About this task: Across the entries below, how many lines contain the string "icon"? Give only the count.

Data supplied:
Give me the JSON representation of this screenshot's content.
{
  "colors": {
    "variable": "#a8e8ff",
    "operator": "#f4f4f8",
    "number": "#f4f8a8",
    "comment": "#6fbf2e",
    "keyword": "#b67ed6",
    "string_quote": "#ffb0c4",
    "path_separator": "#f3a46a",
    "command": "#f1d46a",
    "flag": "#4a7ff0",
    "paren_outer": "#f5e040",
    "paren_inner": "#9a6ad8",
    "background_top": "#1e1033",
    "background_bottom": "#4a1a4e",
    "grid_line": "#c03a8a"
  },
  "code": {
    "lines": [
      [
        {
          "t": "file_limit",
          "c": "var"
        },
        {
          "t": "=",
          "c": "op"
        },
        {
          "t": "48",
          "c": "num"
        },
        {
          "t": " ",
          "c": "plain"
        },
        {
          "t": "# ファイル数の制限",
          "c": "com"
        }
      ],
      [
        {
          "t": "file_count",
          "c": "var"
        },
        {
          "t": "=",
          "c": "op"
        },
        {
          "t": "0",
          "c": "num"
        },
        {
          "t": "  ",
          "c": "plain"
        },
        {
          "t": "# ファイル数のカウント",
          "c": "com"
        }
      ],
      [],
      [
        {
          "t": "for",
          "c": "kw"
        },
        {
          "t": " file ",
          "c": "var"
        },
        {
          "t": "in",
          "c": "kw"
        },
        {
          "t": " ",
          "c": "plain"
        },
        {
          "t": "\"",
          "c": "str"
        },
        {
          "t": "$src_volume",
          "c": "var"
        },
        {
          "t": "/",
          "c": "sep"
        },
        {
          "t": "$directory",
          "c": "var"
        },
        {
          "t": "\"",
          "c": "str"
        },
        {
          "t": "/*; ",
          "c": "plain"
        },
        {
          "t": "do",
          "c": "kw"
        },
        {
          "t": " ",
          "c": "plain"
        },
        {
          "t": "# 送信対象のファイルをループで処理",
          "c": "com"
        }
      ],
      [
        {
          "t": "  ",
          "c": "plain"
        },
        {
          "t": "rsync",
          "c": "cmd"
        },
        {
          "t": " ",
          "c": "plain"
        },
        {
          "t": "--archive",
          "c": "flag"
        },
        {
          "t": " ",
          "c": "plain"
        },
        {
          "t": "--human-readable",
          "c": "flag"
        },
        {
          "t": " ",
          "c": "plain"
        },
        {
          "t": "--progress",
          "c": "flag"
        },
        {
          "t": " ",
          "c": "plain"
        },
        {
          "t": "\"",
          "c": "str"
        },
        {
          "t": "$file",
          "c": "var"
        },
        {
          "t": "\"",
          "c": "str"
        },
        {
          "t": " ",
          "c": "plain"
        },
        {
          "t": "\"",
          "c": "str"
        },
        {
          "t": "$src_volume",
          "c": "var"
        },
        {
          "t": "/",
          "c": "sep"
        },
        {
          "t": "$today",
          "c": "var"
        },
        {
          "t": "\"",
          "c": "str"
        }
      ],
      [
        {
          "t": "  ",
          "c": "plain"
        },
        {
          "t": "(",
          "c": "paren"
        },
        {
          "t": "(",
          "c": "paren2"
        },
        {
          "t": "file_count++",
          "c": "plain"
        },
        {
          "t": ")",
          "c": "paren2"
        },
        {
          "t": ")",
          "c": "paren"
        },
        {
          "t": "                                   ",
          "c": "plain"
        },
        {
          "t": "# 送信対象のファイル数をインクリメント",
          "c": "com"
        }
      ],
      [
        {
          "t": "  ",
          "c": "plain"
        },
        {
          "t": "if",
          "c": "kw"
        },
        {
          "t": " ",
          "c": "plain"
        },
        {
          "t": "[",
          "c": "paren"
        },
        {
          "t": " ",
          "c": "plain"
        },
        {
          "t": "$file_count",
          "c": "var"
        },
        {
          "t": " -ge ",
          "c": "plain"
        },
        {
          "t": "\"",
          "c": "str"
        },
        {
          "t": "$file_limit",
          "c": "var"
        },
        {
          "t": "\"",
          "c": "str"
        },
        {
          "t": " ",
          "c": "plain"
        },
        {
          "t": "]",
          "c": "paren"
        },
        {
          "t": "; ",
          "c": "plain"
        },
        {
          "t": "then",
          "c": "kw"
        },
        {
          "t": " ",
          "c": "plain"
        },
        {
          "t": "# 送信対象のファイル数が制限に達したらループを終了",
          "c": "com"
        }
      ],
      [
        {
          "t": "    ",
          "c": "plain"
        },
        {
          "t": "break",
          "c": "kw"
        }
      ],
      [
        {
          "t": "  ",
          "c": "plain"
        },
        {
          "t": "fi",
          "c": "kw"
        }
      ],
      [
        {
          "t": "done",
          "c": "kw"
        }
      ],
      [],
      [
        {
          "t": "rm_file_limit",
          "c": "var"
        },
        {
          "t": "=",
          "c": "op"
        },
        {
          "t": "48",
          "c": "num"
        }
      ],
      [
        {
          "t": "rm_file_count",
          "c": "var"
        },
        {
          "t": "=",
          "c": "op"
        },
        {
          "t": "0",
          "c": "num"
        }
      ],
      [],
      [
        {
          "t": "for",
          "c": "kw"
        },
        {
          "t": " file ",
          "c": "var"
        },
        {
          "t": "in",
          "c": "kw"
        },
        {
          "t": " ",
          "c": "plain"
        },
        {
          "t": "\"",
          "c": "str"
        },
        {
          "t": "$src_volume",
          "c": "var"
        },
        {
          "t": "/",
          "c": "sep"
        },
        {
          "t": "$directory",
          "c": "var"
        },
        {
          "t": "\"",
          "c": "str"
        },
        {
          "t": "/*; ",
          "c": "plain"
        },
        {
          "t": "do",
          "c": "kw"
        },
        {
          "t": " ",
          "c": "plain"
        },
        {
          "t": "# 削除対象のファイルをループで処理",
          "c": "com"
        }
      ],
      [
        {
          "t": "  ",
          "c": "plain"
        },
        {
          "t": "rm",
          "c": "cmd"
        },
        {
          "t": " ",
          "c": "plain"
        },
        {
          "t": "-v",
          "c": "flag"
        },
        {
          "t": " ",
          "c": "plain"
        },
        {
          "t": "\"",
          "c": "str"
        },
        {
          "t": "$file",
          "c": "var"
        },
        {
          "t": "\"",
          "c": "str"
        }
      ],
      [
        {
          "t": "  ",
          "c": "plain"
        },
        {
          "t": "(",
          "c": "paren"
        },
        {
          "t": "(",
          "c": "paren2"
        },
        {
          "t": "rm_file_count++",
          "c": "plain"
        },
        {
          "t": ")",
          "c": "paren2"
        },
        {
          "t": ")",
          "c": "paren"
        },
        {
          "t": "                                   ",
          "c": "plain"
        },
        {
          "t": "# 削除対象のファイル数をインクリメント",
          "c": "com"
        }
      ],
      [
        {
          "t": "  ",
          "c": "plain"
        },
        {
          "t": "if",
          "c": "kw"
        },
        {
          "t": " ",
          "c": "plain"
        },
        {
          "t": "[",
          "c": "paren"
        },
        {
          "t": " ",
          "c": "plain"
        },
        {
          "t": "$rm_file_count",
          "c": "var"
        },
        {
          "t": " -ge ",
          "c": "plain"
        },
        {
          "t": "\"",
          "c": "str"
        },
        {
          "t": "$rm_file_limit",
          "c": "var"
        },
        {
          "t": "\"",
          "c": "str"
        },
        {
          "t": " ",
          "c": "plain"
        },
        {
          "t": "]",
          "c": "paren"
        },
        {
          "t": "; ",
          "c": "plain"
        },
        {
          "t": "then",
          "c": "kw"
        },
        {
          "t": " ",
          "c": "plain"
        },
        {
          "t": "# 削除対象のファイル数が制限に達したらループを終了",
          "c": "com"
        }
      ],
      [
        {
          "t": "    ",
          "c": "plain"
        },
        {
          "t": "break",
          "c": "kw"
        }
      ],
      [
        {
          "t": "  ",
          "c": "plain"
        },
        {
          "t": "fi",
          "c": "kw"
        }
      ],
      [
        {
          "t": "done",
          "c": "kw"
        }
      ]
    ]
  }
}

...

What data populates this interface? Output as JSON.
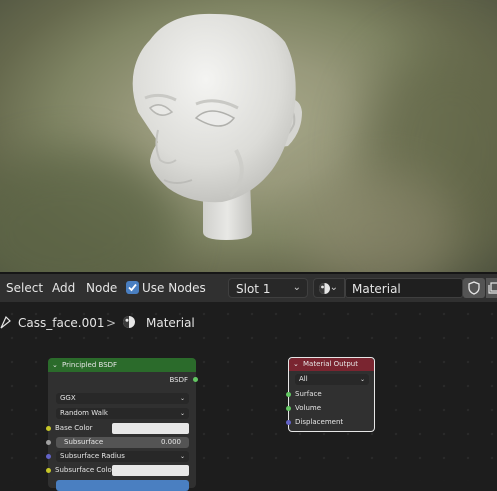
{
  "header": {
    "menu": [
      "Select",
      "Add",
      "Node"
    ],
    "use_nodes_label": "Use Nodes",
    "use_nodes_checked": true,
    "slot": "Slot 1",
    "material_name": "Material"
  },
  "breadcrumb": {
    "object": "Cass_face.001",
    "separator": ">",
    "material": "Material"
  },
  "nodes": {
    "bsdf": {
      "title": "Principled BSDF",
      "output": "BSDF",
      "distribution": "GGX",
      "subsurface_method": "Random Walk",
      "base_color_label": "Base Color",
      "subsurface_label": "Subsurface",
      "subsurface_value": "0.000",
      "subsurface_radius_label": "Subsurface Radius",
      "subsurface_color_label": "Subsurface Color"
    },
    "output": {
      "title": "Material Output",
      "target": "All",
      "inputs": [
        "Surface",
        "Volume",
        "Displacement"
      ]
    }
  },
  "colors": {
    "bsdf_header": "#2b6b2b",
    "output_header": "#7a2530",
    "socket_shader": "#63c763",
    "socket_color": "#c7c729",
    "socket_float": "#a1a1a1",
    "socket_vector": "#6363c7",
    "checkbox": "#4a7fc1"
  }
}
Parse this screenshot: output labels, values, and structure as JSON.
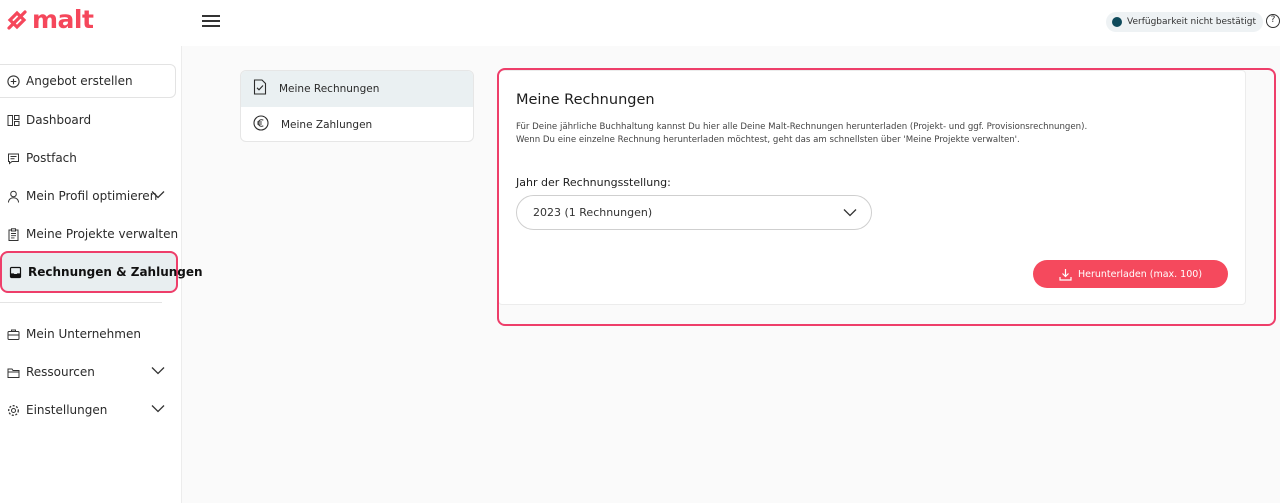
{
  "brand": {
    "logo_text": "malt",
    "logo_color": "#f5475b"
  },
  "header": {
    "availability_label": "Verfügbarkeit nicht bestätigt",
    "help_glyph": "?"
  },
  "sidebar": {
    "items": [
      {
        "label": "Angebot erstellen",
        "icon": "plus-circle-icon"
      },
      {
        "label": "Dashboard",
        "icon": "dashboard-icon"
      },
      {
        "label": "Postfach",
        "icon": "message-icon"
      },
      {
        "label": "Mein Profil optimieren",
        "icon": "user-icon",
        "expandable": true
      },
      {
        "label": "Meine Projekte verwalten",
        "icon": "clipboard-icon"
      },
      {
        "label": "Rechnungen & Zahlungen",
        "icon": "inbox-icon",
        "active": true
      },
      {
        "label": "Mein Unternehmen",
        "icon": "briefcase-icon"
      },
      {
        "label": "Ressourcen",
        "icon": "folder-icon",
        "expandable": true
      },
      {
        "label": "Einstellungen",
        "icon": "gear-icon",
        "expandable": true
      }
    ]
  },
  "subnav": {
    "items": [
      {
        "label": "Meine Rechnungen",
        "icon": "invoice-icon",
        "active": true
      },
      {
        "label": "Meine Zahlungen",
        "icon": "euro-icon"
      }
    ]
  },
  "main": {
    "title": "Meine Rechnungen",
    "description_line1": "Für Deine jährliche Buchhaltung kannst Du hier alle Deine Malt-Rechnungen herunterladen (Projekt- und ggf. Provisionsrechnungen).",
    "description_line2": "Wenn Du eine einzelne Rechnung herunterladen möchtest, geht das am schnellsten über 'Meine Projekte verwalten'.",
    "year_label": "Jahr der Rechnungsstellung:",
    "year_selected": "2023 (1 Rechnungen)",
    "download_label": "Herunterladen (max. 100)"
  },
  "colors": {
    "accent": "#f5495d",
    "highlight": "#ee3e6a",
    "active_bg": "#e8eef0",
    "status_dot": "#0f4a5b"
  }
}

Response to the exercise: 11